Bodor's two/three level floor plan had the same bi-level theme with a lower level entrance facing the street, offering a true larger foyer entrance with slate floors as well as a fourth bedroom, a full ceramic tile shower stall bath and a larger family/recreation room. In addition, nearly one-third of the lower level space was left unfinished and available for storage, something the prior two builders had neglected to offer! The upper level(s) had oak hardwood floors and a separate dining area along with a small eat-in kitchen. The second model offered by Bodor was much smaller and included a living room/dining room combination and a galley kitchen with no eating space. The lower level foyer disappeared and in favor of a smaller unfinished storage/utility room. Still, the upper bedroom section offered three bedrooms, with a fourth bedroom in the lower level.
The real departure from the first two builders was evident not only in size and floor plan variation, but mostly in materials and design innovations. For example, from the hall, the upper-level bathroom looked normal with bath with sink, toilet, and tub with shower. However, sliding open the glass doors on the tub revealed another set of sliding doors which, when opened, led to another sink and toilet area for the master bedroom. Through the entire middle of the home was a floor-to-ceiling exposed brick wall. The section of this brick wall that ran through the aforementioned double bathroom had an exposed glazed treatment on the brick. Bodor also invested in a "boatload" — literally — of Philippine mahogany wood that Bodor used as interior floor-to-ceiling finished walls in many of the rooms and open areas on both levels. Using such things as brass screws to secure this wood and make it more attractive were the kind of enhancements Bodor used to distinguish his homes.

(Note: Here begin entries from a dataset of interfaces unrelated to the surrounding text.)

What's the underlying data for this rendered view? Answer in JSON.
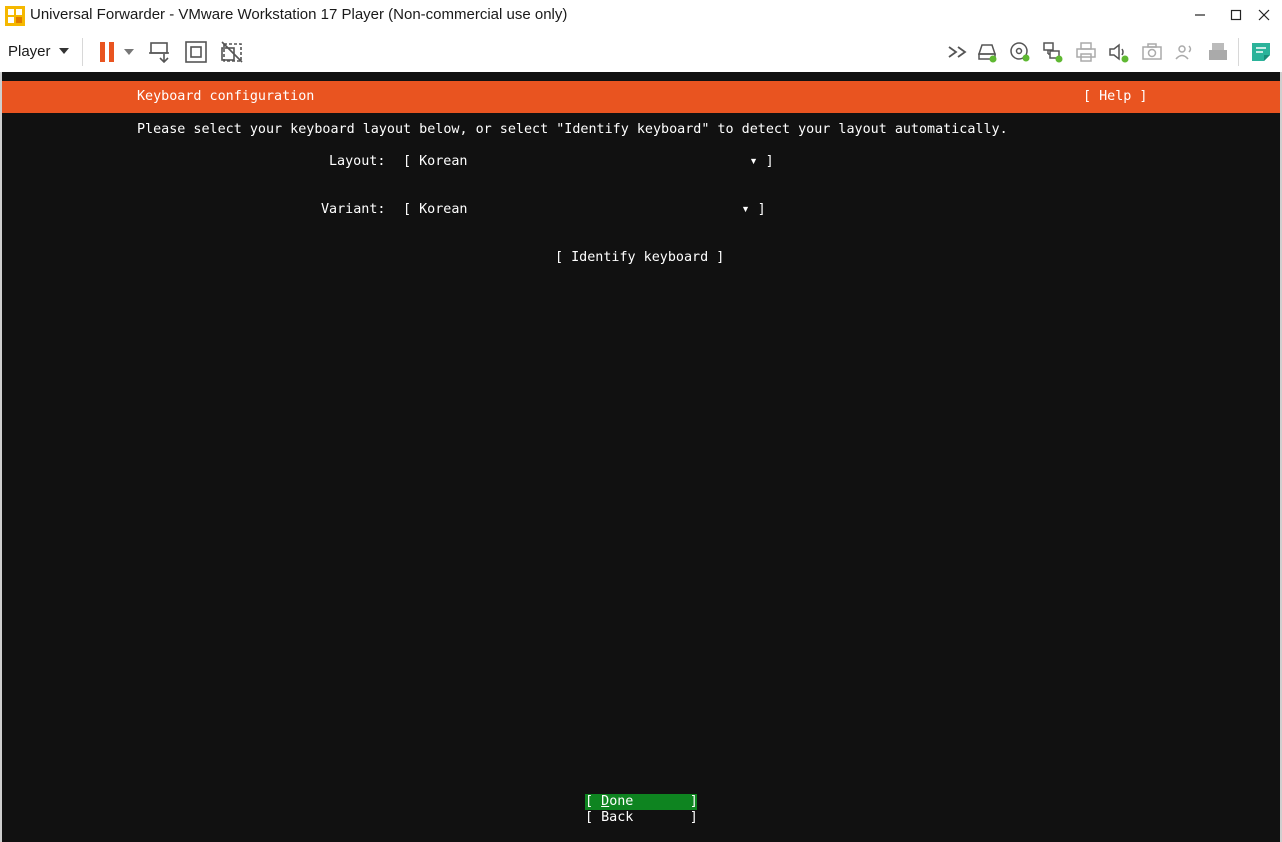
{
  "window": {
    "title": "Universal Forwarder - VMware Workstation 17 Player (Non-commercial use only)"
  },
  "toolbar": {
    "player_label": "Player"
  },
  "installer": {
    "header_title": "Keyboard configuration",
    "help_label": "[ Help ]",
    "instructions": "Please select your keyboard layout below, or select \"Identify keyboard\" to detect your layout automatically.",
    "layout": {
      "label": "Layout:",
      "open_bracket": "[ ",
      "value": "Korean",
      "arrow": "▾",
      "close_bracket": " ]"
    },
    "variant": {
      "label": "Variant:",
      "open_bracket": "[ ",
      "value": "Korean",
      "arrow": "▾",
      "close_bracket": " ]"
    },
    "identify_label": "[ Identify keyboard ]",
    "done": {
      "open": "[ ",
      "first_char": "D",
      "rest": "one",
      "close": "       ]"
    },
    "back": {
      "open": "[ ",
      "label": "Back",
      "close": "       ]"
    }
  },
  "colors": {
    "header_orange": "#e95420",
    "done_green": "#0e8420",
    "screen_bg": "#111111"
  }
}
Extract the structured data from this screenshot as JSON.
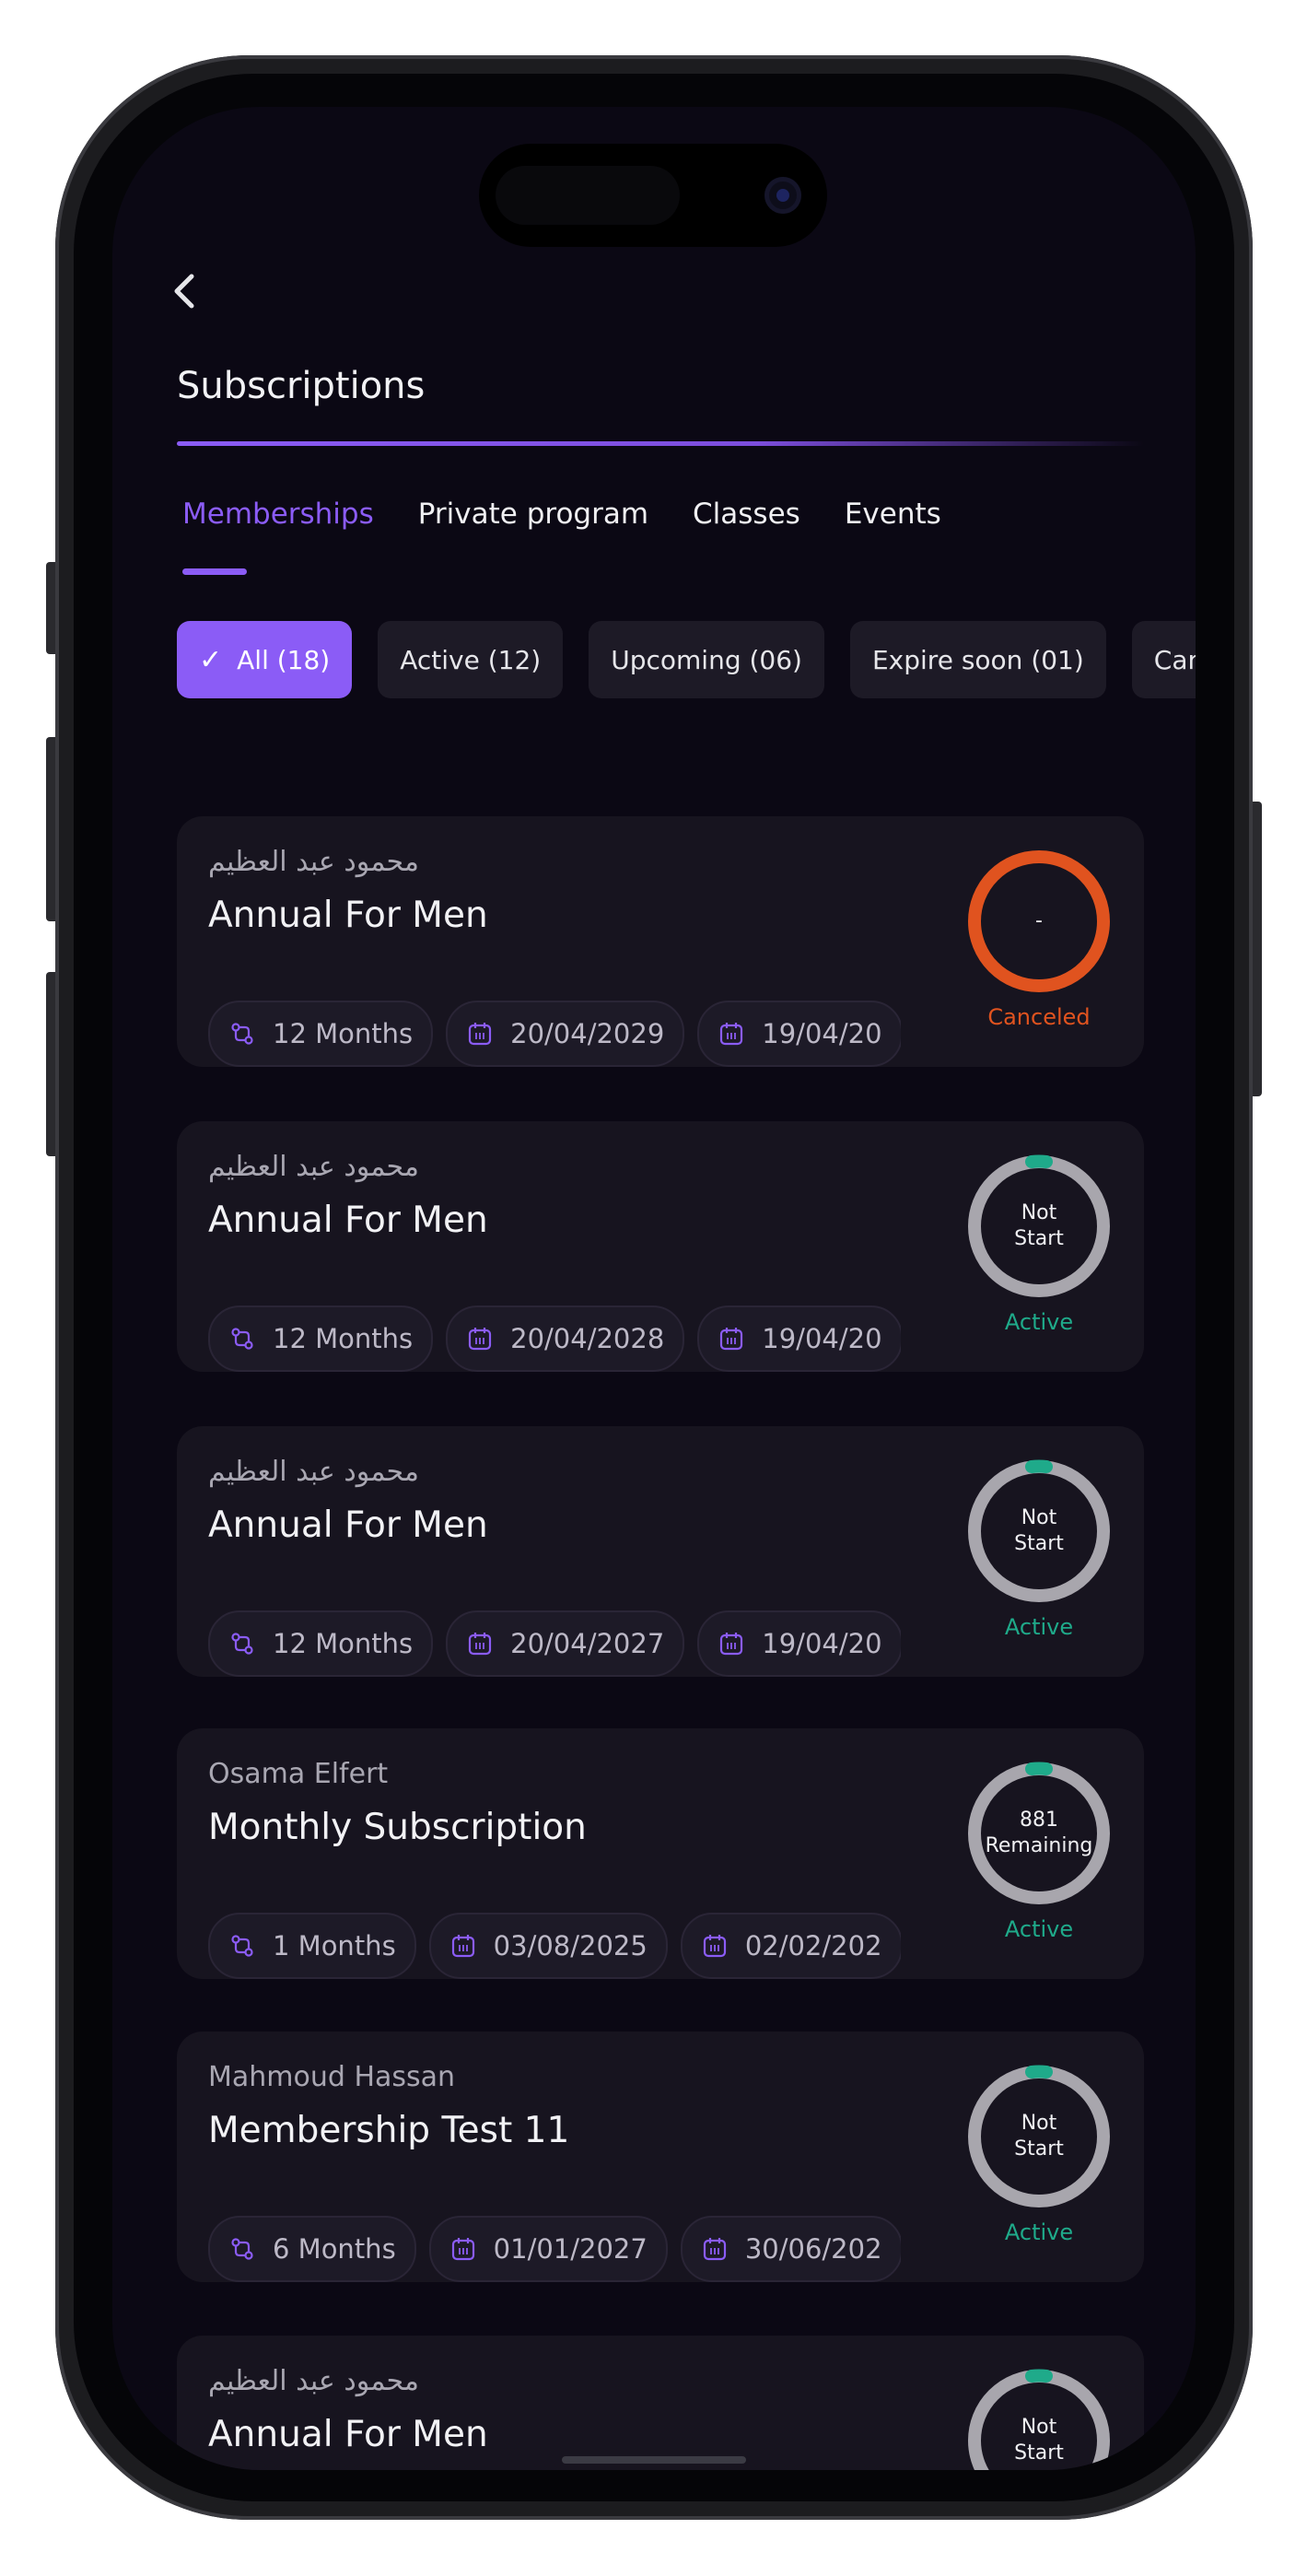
{
  "header": {
    "back_icon": "chevron-left-icon",
    "title": "Subscriptions"
  },
  "tabs": [
    {
      "label": "Memberships",
      "active": true
    },
    {
      "label": "Private program",
      "active": false
    },
    {
      "label": "Classes",
      "active": false
    },
    {
      "label": "Events",
      "active": false
    }
  ],
  "filters": [
    {
      "label": "All (18)",
      "active": true,
      "icon": "check-icon"
    },
    {
      "label": "Active (12)",
      "active": false
    },
    {
      "label": "Upcoming (06)",
      "active": false
    },
    {
      "label": "Expire soon (01)",
      "active": false
    },
    {
      "label": "Cancled",
      "active": false
    }
  ],
  "colors": {
    "accent": "#8b5cf6",
    "canceled": "#e0531f",
    "active_status": "#1faa8a",
    "ring_track": "#a8a6ad"
  },
  "cards": [
    {
      "owner": "محمود عبد العظيم",
      "plan": "Annual For Men",
      "duration": "12 Months",
      "start_date": "20/04/2029",
      "end_date": "19/04/20",
      "ring_label": [
        "-"
      ],
      "status": "Canceled",
      "status_kind": "canceled"
    },
    {
      "owner": "محمود عبد العظيم",
      "plan": "Annual For Men",
      "duration": "12 Months",
      "start_date": "20/04/2028",
      "end_date": "19/04/20",
      "ring_label": [
        "Not",
        "Start"
      ],
      "status": "Active",
      "status_kind": "active"
    },
    {
      "owner": "محمود عبد العظيم",
      "plan": "Annual For Men",
      "duration": "12 Months",
      "start_date": "20/04/2027",
      "end_date": "19/04/20",
      "ring_label": [
        "Not",
        "Start"
      ],
      "status": "Active",
      "status_kind": "active"
    },
    {
      "owner": "Osama Elfert",
      "plan": "Monthly Subscription",
      "duration": "1 Months",
      "start_date": "03/08/2025",
      "end_date": "02/02/202",
      "ring_label": [
        "881",
        "Remaining"
      ],
      "status": "Active",
      "status_kind": "active"
    },
    {
      "owner": "Mahmoud Hassan",
      "plan": "Membership Test 11",
      "duration": "6 Months",
      "start_date": "01/01/2027",
      "end_date": "30/06/202",
      "ring_label": [
        "Not",
        "Start"
      ],
      "status": "Active",
      "status_kind": "active"
    },
    {
      "owner": "محمود عبد العظيم",
      "plan": "Annual For Men",
      "duration": "",
      "start_date": "",
      "end_date": "",
      "ring_label": [
        "Not",
        "Start"
      ],
      "status": "",
      "status_kind": "active"
    }
  ]
}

The kitchen offered a rather unusual cooking appliance, as it boasted ultra-modern fold-down cooktops. These electric cook tops were hinged and able to lift up off the counter and store against the wall when not in use, thus providing more usable counter space. Bodor also offered pocket doors to close off the kitchen form the dining room. Bodor's use of glass and space continued inside, with glass panels above kitchen cabinets to the ceiling thus allowing light to filter into the kitchen form the adjacent living spaces. The large expanse of window glass was similar but different than the nearly identical treatment in the Luria and Gaddy's models. Bodor offered the larger carport and adjacent screened porch as standard features to his home. The carport extended from the home's side much the same as Gaddy's, except it was larger and with a higher ceiling. Bodor's touches and changes made his models stand out as "different" from his predecessors.
Loyal Fans Many a Holmes Run Acre resident has transitioned from a smaller Luria to a Gaddy and/or to a much larger Bodor. Each builder has a following, as many residents would not give up what they had for what the other builder's models might offer. What is true throughout the community is a love of the form and style that these three builders delivered and a willingness to start with what they had and make it bigger and better. There have not been as many large expansions as are found in the Gaddy and Bodor houses, but then that, too, is sure to change!